[Provided records]

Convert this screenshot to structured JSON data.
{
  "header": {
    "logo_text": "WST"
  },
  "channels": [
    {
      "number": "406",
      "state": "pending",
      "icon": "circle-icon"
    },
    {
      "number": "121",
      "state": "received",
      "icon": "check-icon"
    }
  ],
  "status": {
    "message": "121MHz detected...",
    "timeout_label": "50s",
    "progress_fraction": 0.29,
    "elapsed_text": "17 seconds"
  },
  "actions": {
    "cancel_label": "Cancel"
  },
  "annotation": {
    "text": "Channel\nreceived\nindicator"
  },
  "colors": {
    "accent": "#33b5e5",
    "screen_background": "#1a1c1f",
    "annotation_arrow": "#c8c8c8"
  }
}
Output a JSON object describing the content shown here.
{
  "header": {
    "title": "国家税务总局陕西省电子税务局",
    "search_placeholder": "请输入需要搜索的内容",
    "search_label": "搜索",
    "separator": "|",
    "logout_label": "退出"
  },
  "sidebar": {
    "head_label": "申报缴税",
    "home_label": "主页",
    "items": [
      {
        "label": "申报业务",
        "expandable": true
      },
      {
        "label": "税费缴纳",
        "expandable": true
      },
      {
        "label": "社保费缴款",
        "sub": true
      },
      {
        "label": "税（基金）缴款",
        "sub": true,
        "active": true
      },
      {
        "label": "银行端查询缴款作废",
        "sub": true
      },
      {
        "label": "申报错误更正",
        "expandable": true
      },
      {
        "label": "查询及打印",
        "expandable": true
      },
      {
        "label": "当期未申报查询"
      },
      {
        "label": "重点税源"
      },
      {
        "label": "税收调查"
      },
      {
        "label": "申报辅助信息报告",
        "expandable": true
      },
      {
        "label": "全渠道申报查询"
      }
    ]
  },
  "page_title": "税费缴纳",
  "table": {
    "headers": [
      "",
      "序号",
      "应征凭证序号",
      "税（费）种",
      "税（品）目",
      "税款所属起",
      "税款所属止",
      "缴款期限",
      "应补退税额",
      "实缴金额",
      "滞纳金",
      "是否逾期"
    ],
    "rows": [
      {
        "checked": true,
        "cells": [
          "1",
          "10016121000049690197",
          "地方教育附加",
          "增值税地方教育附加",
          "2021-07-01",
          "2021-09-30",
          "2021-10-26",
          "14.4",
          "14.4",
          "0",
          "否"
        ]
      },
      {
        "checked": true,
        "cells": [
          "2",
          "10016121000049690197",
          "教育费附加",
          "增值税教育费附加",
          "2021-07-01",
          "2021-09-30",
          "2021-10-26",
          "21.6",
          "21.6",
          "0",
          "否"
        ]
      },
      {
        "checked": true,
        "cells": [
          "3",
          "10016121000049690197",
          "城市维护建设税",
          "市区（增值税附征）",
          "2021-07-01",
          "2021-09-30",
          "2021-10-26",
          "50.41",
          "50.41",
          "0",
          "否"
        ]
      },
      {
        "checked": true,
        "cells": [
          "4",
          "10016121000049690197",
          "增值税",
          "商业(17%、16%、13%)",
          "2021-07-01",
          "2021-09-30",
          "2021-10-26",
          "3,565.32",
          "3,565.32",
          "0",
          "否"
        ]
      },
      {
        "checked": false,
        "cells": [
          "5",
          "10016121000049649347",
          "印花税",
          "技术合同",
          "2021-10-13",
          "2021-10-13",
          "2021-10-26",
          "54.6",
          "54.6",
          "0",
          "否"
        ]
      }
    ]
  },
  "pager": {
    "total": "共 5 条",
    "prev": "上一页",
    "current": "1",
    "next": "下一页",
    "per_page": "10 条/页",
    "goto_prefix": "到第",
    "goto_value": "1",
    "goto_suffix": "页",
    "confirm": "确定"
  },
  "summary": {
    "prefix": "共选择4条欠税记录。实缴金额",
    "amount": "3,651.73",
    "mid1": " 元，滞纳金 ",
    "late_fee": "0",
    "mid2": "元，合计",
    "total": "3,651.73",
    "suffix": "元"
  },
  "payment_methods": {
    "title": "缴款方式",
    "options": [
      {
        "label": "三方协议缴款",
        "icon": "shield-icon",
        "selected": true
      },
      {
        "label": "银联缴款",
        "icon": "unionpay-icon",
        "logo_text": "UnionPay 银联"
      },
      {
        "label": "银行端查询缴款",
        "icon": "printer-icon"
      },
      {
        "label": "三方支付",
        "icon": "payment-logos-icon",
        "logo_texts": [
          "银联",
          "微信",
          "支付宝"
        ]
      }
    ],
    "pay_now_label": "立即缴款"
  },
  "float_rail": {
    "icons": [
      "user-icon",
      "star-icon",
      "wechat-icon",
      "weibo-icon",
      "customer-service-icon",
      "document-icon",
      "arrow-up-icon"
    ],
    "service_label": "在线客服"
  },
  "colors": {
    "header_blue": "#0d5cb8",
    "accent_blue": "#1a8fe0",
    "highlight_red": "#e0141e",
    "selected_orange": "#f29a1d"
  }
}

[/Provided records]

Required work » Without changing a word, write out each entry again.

Task response »
Convert this screenshot to structured JSON data.
{
  "header": {
    "logo_text": "WST"
  },
  "channels": [
    {
      "number": "406",
      "state": "pending",
      "icon": "circle-icon"
    },
    {
      "number": "121",
      "state": "received",
      "icon": "check-icon"
    }
  ],
  "status": {
    "message": "121MHz detected...",
    "timeout_label": "50s",
    "progress_fraction": 0.29,
    "elapsed_text": "17 seconds"
  },
  "actions": {
    "cancel_label": "Cancel"
  },
  "annotation": {
    "text": "Channel\nreceived\nindicator"
  },
  "colors": {
    "accent": "#33b5e5",
    "screen_background": "#1a1c1f",
    "annotation_arrow": "#c8c8c8"
  }
}
Output a JSON object describing the content shown here.
{
  "header": {
    "title": "国家税务总局陕西省电子税务局",
    "search_placeholder": "请输入需要搜索的内容",
    "search_label": "搜索",
    "separator": "|",
    "logout_label": "退出"
  },
  "sidebar": {
    "head_label": "申报缴税",
    "home_label": "主页",
    "items": [
      {
        "label": "申报业务",
        "expandable": true
      },
      {
        "label": "税费缴纳",
        "expandable": true
      },
      {
        "label": "社保费缴款",
        "sub": true
      },
      {
        "label": "税（基金）缴款",
        "sub": true,
        "active": true
      },
      {
        "label": "银行端查询缴款作废",
        "sub": true
      },
      {
        "label": "申报错误更正",
        "expandable": true
      },
      {
        "label": "查询及打印",
        "expandable": true
      },
      {
        "label": "当期未申报查询"
      },
      {
        "label": "重点税源"
      },
      {
        "label": "税收调查"
      },
      {
        "label": "申报辅助信息报告",
        "expandable": true
      },
      {
        "label": "全渠道申报查询"
      }
    ]
  },
  "page_title": "税费缴纳",
  "table": {
    "headers": [
      "",
      "序号",
      "应征凭证序号",
      "税（费）种",
      "税（品）目",
      "税款所属起",
      "税款所属止",
      "缴款期限",
      "应补退税额",
      "实缴金额",
      "滞纳金",
      "是否逾期"
    ],
    "rows": [
      {
        "checked": true,
        "cells": [
          "1",
          "10016121000049690197",
          "地方教育附加",
          "增值税地方教育附加",
          "2021-07-01",
          "2021-09-30",
          "2021-10-26",
          "14.4",
          "14.4",
          "0",
          "否"
        ]
      },
      {
        "checked": true,
        "cells": [
          "2",
          "10016121000049690197",
          "教育费附加",
          "增值税教育费附加",
          "2021-07-01",
          "2021-09-30",
          "2021-10-26",
          "21.6",
          "21.6",
          "0",
          "否"
        ]
      },
      {
        "checked": true,
        "cells": [
          "3",
          "10016121000049690197",
          "城市维护建设税",
          "市区（增值税附征）",
          "2021-07-01",
          "2021-09-30",
          "2021-10-26",
          "50.41",
          "50.41",
          "0",
          "否"
        ]
      },
      {
        "checked": true,
        "cells": [
          "4",
          "10016121000049690197",
          "增值税",
          "商业(17%、16%、13%)",
          "2021-07-01",
          "2021-09-30",
          "2021-10-26",
          "3,565.32",
          "3,565.32",
          "0",
          "否"
        ]
      },
      {
        "checked": false,
        "cells": [
          "5",
          "10016121000049649347",
          "印花税",
          "技术合同",
          "2021-10-13",
          "2021-10-13",
          "2021-10-26",
          "54.6",
          "54.6",
          "0",
          "否"
        ]
      }
    ]
  },
  "pager": {
    "total": "共 5 条",
    "prev": "上一页",
    "current": "1",
    "next": "下一页",
    "per_page": "10 条/页",
    "goto_prefix": "到第",
    "goto_value": "1",
    "goto_suffix": "页",
    "confirm": "确定"
  },
  "summary": {
    "prefix": "共选择4条欠税记录。实缴金额",
    "amount": "3,651.73",
    "mid1": " 元，滞纳金 ",
    "late_fee": "0",
    "mid2": "元，合计",
    "total": "3,651.73",
    "suffix": "元"
  },
  "payment_methods": {
    "title": "缴款方式",
    "options": [
      {
        "label": "三方协议缴款",
        "icon": "shield-icon",
        "selected": true
      },
      {
        "label": "银联缴款",
        "icon": "unionpay-icon",
        "logo_text": "UnionPay 银联"
      },
      {
        "label": "银行端查询缴款",
        "icon": "printer-icon"
      },
      {
        "label": "三方支付",
        "icon": "payment-logos-icon",
        "logo_texts": [
          "银联",
          "微信",
          "支付宝"
        ]
      }
    ],
    "pay_now_label": "立即缴款"
  },
  "float_rail": {
    "icons": [
      "user-icon",
      "star-icon",
      "wechat-icon",
      "weibo-icon",
      "customer-service-icon",
      "document-icon",
      "arrow-up-icon"
    ],
    "service_label": "在线客服"
  },
  "colors": {
    "header_blue": "#0d5cb8",
    "accent_blue": "#1a8fe0",
    "highlight_red": "#e0141e",
    "selected_orange": "#f29a1d"
  }
}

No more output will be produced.